John Baer, Karl H. Beyer Jr., Frederick Novello, and James Sprague: Thiazide Diuretics/Chlorothiazide (posthumous)
Beyer, Sprague, Baer, and Novello were part of the Merck Sharp & Dohme Research Laboratories team that pioneered thiazide diuretics, the first class of drugs to safely and effectively treat hypertension. Today, thiazide diuretics remain a first-line treatment for high blood pressure and related heart problems.
S. Duncan Black and Alonzo G. Decker: Portable Hand-Held Electric Drill (posthumous)
Virtually all of today's electric drills descend from the original portable hand-held drill developed by Black and Decker, whose invention spurred the growth of the modern power tool industry. By 1920, their company, Black & Decker, surpassed $1 million in annual sales and soon had offices in eight U.S. cities and a factory in Canada. Today, the company is known as Stanley Black & Decker.
Andrew Higgins: LCVP (Landing Craft, Vehicle, Personnel); Higgins Boats (posthumous)
Higgins, a New Orleans-based boat builder and inventor, developed and manufactured landing craft critical to the success of the U.S. military during World War II. The best-known was the Landing Craft, Vehicle, Personnel (LCVP), or "Higgins Boat," used to land American troops on the beaches of Normandy on D-Day.
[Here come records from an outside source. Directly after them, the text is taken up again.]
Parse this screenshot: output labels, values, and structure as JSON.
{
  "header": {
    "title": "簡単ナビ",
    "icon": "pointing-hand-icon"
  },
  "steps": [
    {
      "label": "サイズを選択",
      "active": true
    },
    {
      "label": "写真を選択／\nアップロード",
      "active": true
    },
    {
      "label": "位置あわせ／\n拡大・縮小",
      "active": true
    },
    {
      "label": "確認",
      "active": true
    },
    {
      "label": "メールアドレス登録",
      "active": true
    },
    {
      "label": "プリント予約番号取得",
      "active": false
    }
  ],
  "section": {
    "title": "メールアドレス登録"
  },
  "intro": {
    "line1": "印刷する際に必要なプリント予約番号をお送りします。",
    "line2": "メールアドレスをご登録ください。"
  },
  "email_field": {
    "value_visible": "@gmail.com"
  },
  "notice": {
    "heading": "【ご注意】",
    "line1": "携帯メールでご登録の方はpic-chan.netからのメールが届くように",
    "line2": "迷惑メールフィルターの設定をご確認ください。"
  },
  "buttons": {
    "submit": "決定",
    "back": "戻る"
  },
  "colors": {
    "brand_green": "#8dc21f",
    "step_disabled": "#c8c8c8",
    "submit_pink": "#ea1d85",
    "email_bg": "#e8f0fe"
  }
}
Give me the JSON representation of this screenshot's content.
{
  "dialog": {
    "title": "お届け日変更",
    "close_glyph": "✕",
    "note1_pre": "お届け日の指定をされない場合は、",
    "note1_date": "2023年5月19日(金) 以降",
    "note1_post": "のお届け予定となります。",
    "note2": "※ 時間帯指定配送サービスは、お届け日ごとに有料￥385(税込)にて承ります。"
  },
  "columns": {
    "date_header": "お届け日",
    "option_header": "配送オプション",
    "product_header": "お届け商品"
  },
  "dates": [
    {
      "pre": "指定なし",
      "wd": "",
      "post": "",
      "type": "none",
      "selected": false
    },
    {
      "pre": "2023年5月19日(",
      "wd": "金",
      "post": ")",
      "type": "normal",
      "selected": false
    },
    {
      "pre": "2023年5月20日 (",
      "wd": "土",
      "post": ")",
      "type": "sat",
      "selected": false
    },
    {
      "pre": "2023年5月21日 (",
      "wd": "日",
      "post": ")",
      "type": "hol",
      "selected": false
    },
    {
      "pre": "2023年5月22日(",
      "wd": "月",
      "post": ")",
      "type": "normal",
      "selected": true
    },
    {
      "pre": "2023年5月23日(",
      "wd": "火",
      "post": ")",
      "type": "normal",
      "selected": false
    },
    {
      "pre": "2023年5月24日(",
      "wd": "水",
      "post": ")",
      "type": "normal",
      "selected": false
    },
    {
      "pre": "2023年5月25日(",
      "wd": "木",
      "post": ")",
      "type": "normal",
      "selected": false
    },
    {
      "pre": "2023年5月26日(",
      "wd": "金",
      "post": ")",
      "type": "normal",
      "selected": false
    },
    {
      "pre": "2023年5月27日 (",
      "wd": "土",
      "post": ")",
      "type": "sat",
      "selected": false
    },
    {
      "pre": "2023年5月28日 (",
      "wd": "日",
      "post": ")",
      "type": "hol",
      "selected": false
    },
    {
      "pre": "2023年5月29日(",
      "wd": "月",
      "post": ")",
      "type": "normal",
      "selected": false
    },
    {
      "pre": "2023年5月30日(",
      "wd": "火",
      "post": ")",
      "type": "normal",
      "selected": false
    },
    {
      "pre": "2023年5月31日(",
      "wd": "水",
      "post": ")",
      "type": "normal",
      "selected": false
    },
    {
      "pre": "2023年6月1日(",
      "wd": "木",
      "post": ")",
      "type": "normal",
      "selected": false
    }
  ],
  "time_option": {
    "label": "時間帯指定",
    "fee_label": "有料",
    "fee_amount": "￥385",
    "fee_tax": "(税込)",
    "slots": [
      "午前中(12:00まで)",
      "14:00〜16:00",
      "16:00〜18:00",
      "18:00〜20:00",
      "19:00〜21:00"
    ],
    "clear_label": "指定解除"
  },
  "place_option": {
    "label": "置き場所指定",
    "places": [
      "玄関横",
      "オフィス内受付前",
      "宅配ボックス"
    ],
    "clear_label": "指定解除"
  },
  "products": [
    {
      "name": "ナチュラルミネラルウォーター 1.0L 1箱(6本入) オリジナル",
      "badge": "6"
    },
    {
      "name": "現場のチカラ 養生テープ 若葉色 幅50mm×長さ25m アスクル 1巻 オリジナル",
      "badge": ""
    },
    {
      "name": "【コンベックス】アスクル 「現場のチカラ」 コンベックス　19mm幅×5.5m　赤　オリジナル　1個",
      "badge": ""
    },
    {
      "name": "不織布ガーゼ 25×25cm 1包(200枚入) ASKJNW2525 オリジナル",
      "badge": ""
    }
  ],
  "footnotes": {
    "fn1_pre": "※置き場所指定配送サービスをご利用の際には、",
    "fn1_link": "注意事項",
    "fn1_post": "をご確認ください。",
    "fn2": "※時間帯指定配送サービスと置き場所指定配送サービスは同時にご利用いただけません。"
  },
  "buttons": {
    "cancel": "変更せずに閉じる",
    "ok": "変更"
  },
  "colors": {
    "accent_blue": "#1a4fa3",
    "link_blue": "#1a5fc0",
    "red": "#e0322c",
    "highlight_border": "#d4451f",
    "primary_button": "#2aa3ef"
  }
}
Joseph Lee: Bread Machines (posthumous)
The son of slaves, Boston-area entrepreneur Joseph Lee was a pioneer in the automation of bread and breadcrumb making during the late 1800s. The self-educated inventor was a successful hotel and restaurant owner who created his machines to allow for greater efficiency in his kitchens. By 1900 his devices were used by many of America's leading hotels and were a fixture in hundreds of the country's leading catering establishments.
Joseph Muhler and William Nebergall: Stannous Fluoride Toothpaste (posthumous)
Dentist and biochemist Muhler and inorganic chemist Nebergall developed a cavity-preventing product using stannous fluoride. In 1956, Crest toothpaste was introduced nationally. Four years later, it became the first toothpaste to be recognized by the American Dental Association as an effective decay-preventing agent.
NIHF will honor both the new and previous inductees in a two-day celebration in May. It will kick off May 1 with the Illumination Ceremony at the NIHF museum at USPTO headquarters in Alexandria, Virginia, followed by the induction ceremony on May 2 at the National Building Museum in Washington, DC. Danica McKellar, star of the TV show "The Wonder Years," Hallmark Channel regular, mathematician, and author of "Math Doesn't Suck," among other books, will be the master of ceremonies.